Roughly 24 hours ago, the primary Internet at our mountain cabin went down for 90 minutes. No big deal, we’re not there, and there’s an LTE backup on WAN2. However, the “Site Magic” VPN tunnel never re-established itself.
In the past I’ve run EdgeRouters and USGs w/ IPSec tunnels so I’m familiar with Ubiquiti’s self-imposed challenges with multi-WAN, and that even with single-WAN the IPSec tunnels are not as resilient as they ought to be.
But Site Magic is supposed to be “magic.” It’s supposed to make it all better. It’s supposed to be so good that they don’t need bother giving me any tools to troubleshoot or give it a kick in the ass when it doesn’t work. A cursory Google search didn’t lead me to any “secret” CLI commands to provide more than the unifi.ui.com interface.
I’d say I’m disappointed… but, honestly, this kind of thing is typical of them and is why I want to quit their gateways.
Randomly came across a post looking for a method to disable NAT on the ARM-based UniFi routers… and, as usual, nobody had suggested the easy way.
The hard ways are:
- Reconfigure Networks as VLAN-only, configure DHCP to hand out the address of your other router. Disadvantage: UniFi doesn’t see the routed traffic so lots of information that UniFi provides will no longer be available.
- Use a script to remove NAT rules. Disadvantage: Has to run at boot, and whenever the device re-provisions, and ultimately is fragile across firmware updates and Ubiquiti randomly changing things.
But there is another way that doesn’t require running scripts on the device, doesn’t require reconfiguring all the Networks, and keeps all the traffic flowing through the UniFi router.
Simply have the other router somewhere on the LAN side and create two static routes pointing to it:

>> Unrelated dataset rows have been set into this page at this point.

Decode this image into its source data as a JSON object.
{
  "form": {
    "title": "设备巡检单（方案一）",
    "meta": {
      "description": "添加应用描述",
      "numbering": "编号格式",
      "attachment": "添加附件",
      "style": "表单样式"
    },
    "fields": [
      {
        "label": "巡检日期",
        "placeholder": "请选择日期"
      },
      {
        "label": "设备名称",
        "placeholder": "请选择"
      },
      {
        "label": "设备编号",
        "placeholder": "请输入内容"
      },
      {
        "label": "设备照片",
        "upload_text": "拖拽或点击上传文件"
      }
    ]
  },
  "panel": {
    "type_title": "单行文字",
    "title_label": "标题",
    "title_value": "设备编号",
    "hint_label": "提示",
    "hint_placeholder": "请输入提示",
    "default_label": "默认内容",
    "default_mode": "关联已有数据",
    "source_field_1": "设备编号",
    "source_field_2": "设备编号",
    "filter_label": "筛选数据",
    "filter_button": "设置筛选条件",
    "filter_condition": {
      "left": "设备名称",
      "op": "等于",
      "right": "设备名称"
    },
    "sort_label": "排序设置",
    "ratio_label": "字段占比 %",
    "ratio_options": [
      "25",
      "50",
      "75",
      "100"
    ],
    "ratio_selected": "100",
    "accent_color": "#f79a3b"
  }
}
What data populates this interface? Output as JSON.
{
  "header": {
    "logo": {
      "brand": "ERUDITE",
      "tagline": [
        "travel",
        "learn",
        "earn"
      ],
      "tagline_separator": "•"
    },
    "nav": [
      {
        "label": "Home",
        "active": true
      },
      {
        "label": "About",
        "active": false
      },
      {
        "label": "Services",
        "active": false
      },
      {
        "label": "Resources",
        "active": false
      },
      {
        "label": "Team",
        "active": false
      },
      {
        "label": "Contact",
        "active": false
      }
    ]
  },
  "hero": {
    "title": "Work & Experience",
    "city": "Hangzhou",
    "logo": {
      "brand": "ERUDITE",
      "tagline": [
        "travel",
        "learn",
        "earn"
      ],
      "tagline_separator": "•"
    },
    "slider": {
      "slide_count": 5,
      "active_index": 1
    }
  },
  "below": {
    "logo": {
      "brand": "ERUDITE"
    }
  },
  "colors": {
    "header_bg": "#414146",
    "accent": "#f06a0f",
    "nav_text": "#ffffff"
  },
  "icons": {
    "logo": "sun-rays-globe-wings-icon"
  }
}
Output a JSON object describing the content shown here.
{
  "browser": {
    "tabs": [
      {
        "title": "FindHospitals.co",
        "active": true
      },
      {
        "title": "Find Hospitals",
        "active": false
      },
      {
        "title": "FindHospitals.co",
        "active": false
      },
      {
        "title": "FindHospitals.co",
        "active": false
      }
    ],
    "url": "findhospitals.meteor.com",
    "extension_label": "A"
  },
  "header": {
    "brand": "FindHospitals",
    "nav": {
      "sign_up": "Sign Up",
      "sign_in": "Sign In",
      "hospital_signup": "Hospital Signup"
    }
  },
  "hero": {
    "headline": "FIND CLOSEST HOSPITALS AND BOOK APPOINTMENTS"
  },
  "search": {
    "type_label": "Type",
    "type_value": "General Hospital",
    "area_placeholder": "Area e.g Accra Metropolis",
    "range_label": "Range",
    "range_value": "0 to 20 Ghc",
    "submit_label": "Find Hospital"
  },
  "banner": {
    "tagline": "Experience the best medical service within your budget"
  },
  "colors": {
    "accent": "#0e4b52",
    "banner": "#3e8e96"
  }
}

And that’s it. Those routes “win” over the NAT-ed WAN 0.0.0.0/0 route because they’re more specific.